#SB50: Stadium prep includes flushing all 1,135 toilets, urinals, sinks at once. #SewerBowl
A bowl tradition unlike any other, behold the Super Flush.
When a stadium, arena, or large-scale entertainment venue like it opens, the plumbing is tested by flushing every single toilet, urinal, and sink drain at the same time. It’s been coined the Super Flush.
It happened the year Super Bowl 50 host Levi’s Stadium opened in 2014, when “hundreds of workers and volunteers” super-flushed the drains not only once, but for a full 30 minutes to ensure the water-pressure system functioned properly. It looks something like this:
While the earliest reference to Super Flushing we could find was 1998 in Baltimore, we suspect the practice predates this. Plumbing functions can be particularly stressed during big events, like in Cleveland in 2007 when 50,000 gallons of water overflowed from leaky toilets during a Kenny Chesney concert. A Super Flush of more than 100 johns after repairs were made confirmed the fix was effective.

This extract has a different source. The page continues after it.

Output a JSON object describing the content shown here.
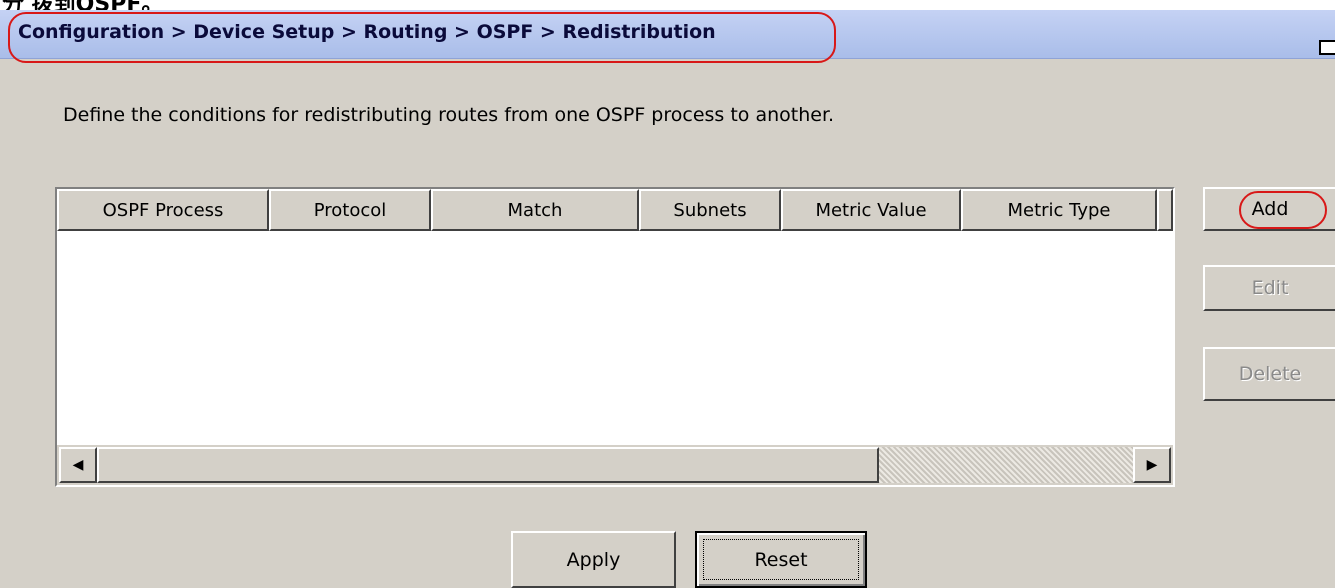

The urban legend of a city sewer explosion due to a Super Bowl halftime surge is only a myth, but it remains one of our favorites.